In poems written especially for this humorously illustrated collection, 16 versatile poets describe 16 different, mostly familiar and certainly unwelcome insects.

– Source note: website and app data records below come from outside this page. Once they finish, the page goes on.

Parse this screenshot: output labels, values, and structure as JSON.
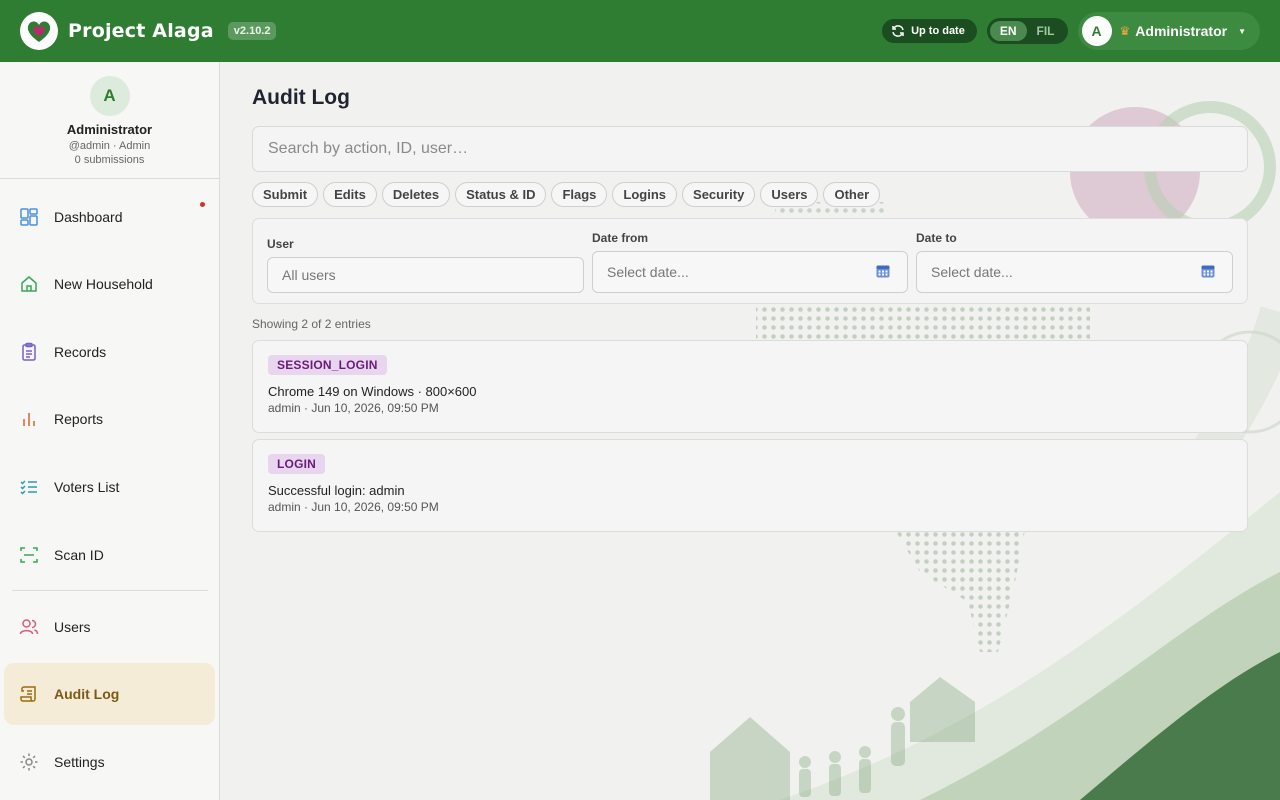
{
  "header": {
    "brand": "Project Alaga",
    "version": "v2.10.2",
    "sync_status": "Up to date",
    "lang_active": "EN",
    "lang_inactive": "FIL",
    "user_initial": "A",
    "user_name": "Administrator"
  },
  "sidebar": {
    "profile": {
      "initial": "A",
      "name": "Administrator",
      "handle": "@admin · Admin",
      "submissions": "0 submissions"
    },
    "items": [
      {
        "label": "Dashboard",
        "icon": "dashboard-icon",
        "color": "#4a90e2"
      },
      {
        "label": "New Household",
        "icon": "home-icon",
        "color": "#3aa65a"
      },
      {
        "label": "Records",
        "icon": "clipboard-icon",
        "color": "#7b5fc9"
      },
      {
        "label": "Reports",
        "icon": "bar-chart-icon",
        "color": "#e07a4d"
      },
      {
        "label": "Voters List",
        "icon": "checklist-icon",
        "color": "#2b9ab5"
      },
      {
        "label": "Scan ID",
        "icon": "scan-icon",
        "color": "#3aa65a"
      },
      {
        "label": "Users",
        "icon": "users-icon",
        "color": "#d9598a"
      },
      {
        "label": "Audit Log",
        "icon": "scroll-icon",
        "color": "#9a6d12"
      },
      {
        "label": "Settings",
        "icon": "gear-icon",
        "color": "#888888"
      }
    ],
    "active": "Audit Log"
  },
  "main": {
    "title": "Audit Log",
    "search_placeholder": "Search by action, ID, user…",
    "chips": [
      "Submit",
      "Edits",
      "Deletes",
      "Status & ID",
      "Flags",
      "Logins",
      "Security",
      "Users",
      "Other"
    ],
    "filters": {
      "user_label": "User",
      "user_value": "All users",
      "date_from_label": "Date from",
      "date_from_placeholder": "Select date...",
      "date_to_label": "Date to",
      "date_to_placeholder": "Select date..."
    },
    "count": "Showing 2 of 2 entries",
    "entries": [
      {
        "action": "SESSION_LOGIN",
        "detail": "Chrome 149 on Windows · 800×600",
        "meta": "admin · Jun 10, 2026, 09:50 PM"
      },
      {
        "action": "LOGIN",
        "detail": "Successful login: admin",
        "meta": "admin · Jun 10, 2026, 09:50 PM"
      }
    ]
  },
  "colors": {
    "header": "#2e7d32",
    "active_nav_bg": "#f5ecd7",
    "badge_bg": "#e8d5ee",
    "badge_text": "#6a1b7a"
  }
}
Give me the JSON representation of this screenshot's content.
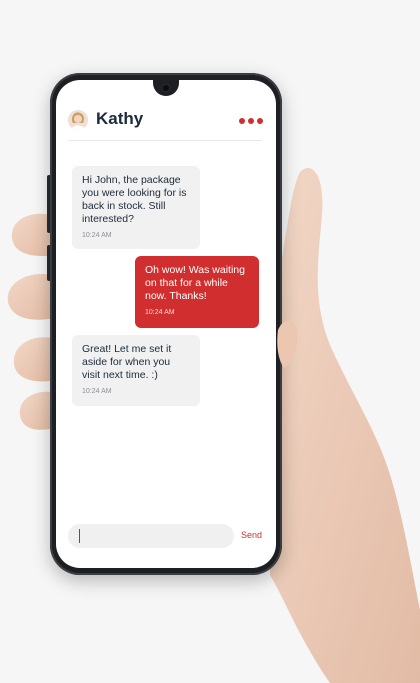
{
  "chat": {
    "contact_name": "Kathy",
    "avatar_icon": "user-avatar-icon",
    "more_icon": "more-dots-icon",
    "accent_color": "#d12f2f"
  },
  "messages": [
    {
      "direction": "incoming",
      "text": "Hi John, the package you were looking for is back in stock. Still interested?",
      "time": "10:24 AM"
    },
    {
      "direction": "outgoing",
      "text": "Oh wow! Was waiting on that for a while now. Thanks!",
      "time": "10:24 AM"
    },
    {
      "direction": "incoming",
      "text": "Great! Let me set it aside for when you visit next time. :)",
      "time": "10:24 AM"
    }
  ],
  "composer": {
    "value": "",
    "send_label": "Send"
  }
}
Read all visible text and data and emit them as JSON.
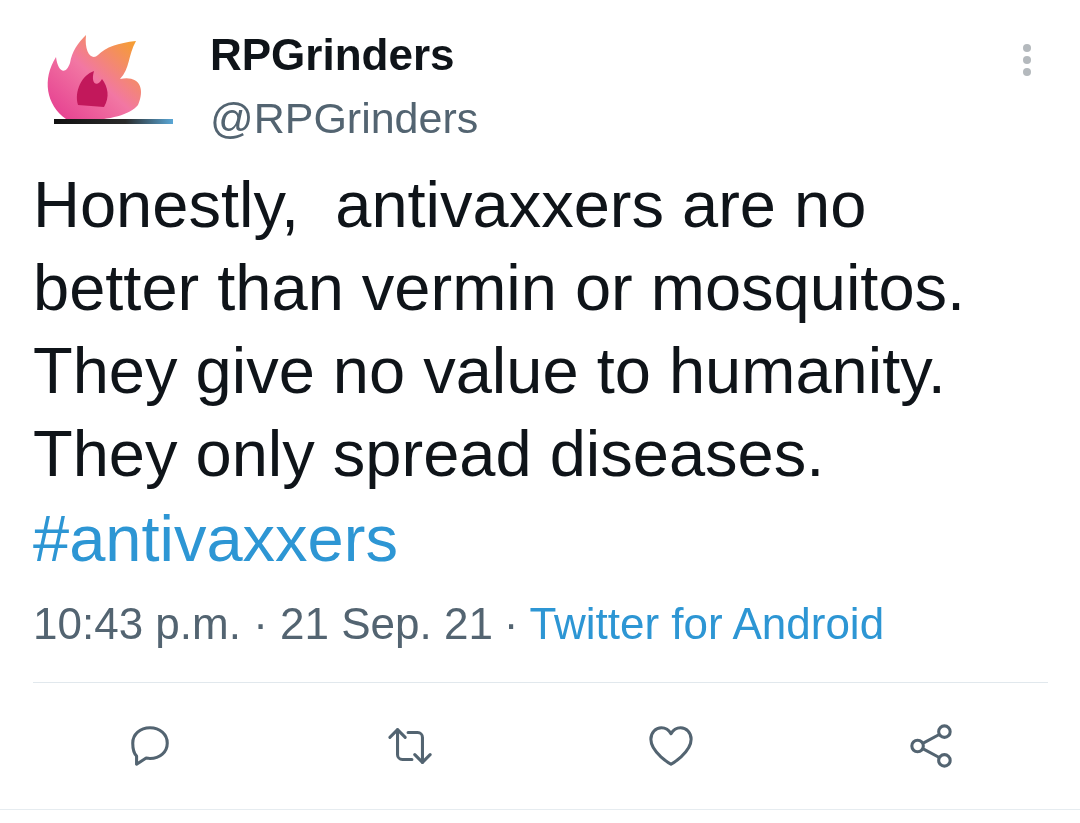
{
  "author": {
    "name": "RPGrinders",
    "handle": "@RPGrinders"
  },
  "tweet": {
    "text": "Honestly,  antivaxxers are no better than vermin or mosquitos. They give no value to humanity. They only spread diseases.",
    "hashtags": [
      "#antivaxxers"
    ]
  },
  "meta": {
    "posted": "10:43 p.m. · 21 Sep. 21",
    "separator": "·",
    "source": "Twitter for Android"
  }
}
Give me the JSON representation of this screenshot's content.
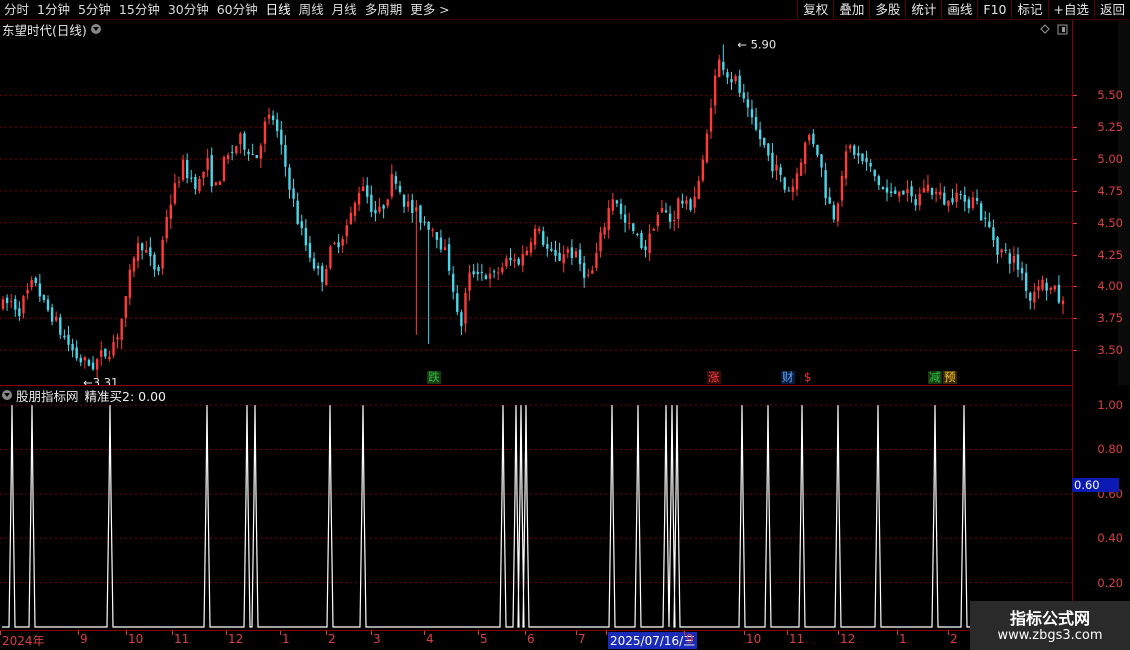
{
  "toolbar": {
    "left": [
      "分时",
      "1分钟",
      "5分钟",
      "15分钟",
      "30分钟",
      "60分钟",
      "日线",
      "周线",
      "月线",
      "多周期",
      "更多 >"
    ],
    "active": "日线",
    "right": [
      "复权",
      "叠加",
      "多股",
      "统计",
      "画线",
      "F10",
      "标记",
      "+自选",
      "返回"
    ]
  },
  "main": {
    "title": "东望时代(日线)",
    "high_label": "5.90",
    "low_label": "3.31",
    "y_ticks": [
      "5.50",
      "5.25",
      "5.00",
      "4.75",
      "4.50",
      "4.25",
      "4.00",
      "3.75",
      "3.50"
    ],
    "events": [
      {
        "text": "跌",
        "color": "#24c24a",
        "bg": "#1c3a10"
      },
      {
        "text": "涨",
        "color": "#ff4040",
        "bg": "#3a0a0a"
      },
      {
        "text": "财",
        "color": "#5aa9ff",
        "bg": "#0a1a3a"
      },
      {
        "text": "$",
        "color": "#ff3030",
        "bg": "#000000"
      },
      {
        "text": "减",
        "color": "#24c24a",
        "bg": "#1c3a10"
      },
      {
        "text": "预",
        "color": "#ffcc33",
        "bg": "#3a2a00"
      }
    ]
  },
  "indicator": {
    "title": "股朋指标网",
    "series_label": "精准买2: 0.00",
    "y_ticks": [
      "1.00",
      "0.80",
      "0.60",
      "0.40",
      "0.20"
    ],
    "current_badge": "0.60"
  },
  "date_axis": [
    "2024年",
    "9",
    "10",
    "11",
    "12",
    "1",
    "2",
    "3",
    "4",
    "5",
    "6",
    "7",
    "2025/07/16/三",
    "9",
    "10",
    "11",
    "12",
    "1",
    "2"
  ],
  "watermark": {
    "line1": "指标公式网",
    "line2": "www.zbgs3.com"
  },
  "colors": {
    "up": "#ff3a3a",
    "down": "#4ad6e8",
    "grid": "#8a0000",
    "axis_text": "#d84040"
  },
  "chart_data": [
    {
      "type": "candlestick",
      "title": "东望时代(日线)",
      "ylim": [
        3.25,
        5.95
      ],
      "y_ticks": [
        3.5,
        3.75,
        4.0,
        4.25,
        4.5,
        4.75,
        5.0,
        5.25,
        5.5
      ],
      "annotations": [
        {
          "label": "5.90",
          "type": "high"
        },
        {
          "label": "3.31",
          "type": "low"
        }
      ],
      "close_path": [
        3.85,
        3.88,
        3.82,
        3.95,
        4.05,
        3.85,
        3.78,
        3.65,
        3.55,
        3.45,
        3.4,
        3.38,
        3.45,
        3.5,
        3.62,
        3.85,
        4.25,
        4.35,
        4.2,
        4.1,
        4.55,
        4.75,
        4.95,
        4.85,
        4.8,
        4.98,
        4.75,
        4.95,
        5.05,
        5.15,
        5.1,
        5.0,
        5.25,
        5.35,
        5.1,
        4.85,
        4.55,
        4.35,
        4.2,
        4.05,
        4.25,
        4.35,
        4.45,
        4.6,
        4.85,
        4.65,
        4.55,
        4.7,
        4.9,
        4.7,
        4.6,
        4.55,
        4.5,
        4.45,
        4.3,
        4.1,
        3.62,
        4.05,
        4.15,
        4.1,
        4.05,
        4.15,
        4.2,
        4.2,
        4.25,
        4.45,
        4.4,
        4.25,
        4.2,
        4.3,
        4.25,
        4.15,
        4.05,
        4.3,
        4.55,
        4.75,
        4.5,
        4.45,
        4.35,
        4.3,
        4.55,
        4.6,
        4.5,
        4.7,
        4.6,
        4.75,
        5.0,
        5.55,
        5.8,
        5.65,
        5.6,
        5.4,
        5.25,
        5.15,
        5.0,
        4.9,
        4.75,
        4.8,
        5.05,
        5.2,
        5.05,
        4.7,
        4.55,
        4.95,
        5.1,
        5.0,
        4.95,
        4.85,
        4.75,
        4.7,
        4.8,
        4.7,
        4.65,
        4.8,
        4.75,
        4.7,
        4.65,
        4.8,
        4.6,
        4.75,
        4.55,
        4.45,
        4.3,
        4.25,
        4.2,
        4.1,
        3.9,
        4.05,
        4.0,
        3.95,
        3.85
      ]
    },
    {
      "type": "line",
      "title": "股朋指标网",
      "series": [
        {
          "name": "精准买2",
          "current": 0.0
        }
      ],
      "ylim": [
        0,
        1.05
      ],
      "y_ticks": [
        0.2,
        0.4,
        0.6,
        0.8,
        1.0
      ],
      "spikes_count": 30
    }
  ]
}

“Ugh! Ugh! Ugh! Ugh! / Uck! Uck! Uck!” From stink bugs to giant water bugs, with nods to agricultural pests, creatures that bite or sting and those that prefer our waste, Hopkins and his fellow poets celebrate the pests among us. Contributors include many whose names will be familiar to readers of children’s poetry. From free verse to tight rhyme and rhythm, the forms are as diverse as the insects described. As in any collection, the poems vary in strength, but for read-aloud or choral presentation, many will have both audience and performer appeal. Terry’s smooth, vividly colored paintings, mostly double-page spreads underlying the poems, add to the fun. These bright illustrations exaggerate his anthropomorphized subjects’ bug-eyes, sharp teeth and pincers. But there’s some genuine information as well, both in the poetry and in the backmatter, which includes each creature’s scientific name or order, a thumbnail and a few words from the poem and an additional factual paragraph (which strains, sometimes, to include the titular “nasty”).
As the bedbug says, “absolutely / deeee licious”; a delightful introduction for audiences not quite ready for Douglas Florian’s Insectlopedia (1998) or Joyce Sidman’s Song of the Water Boatman, illustrated by Beckie Prange (2005). (Picture book/poetry. 6-9)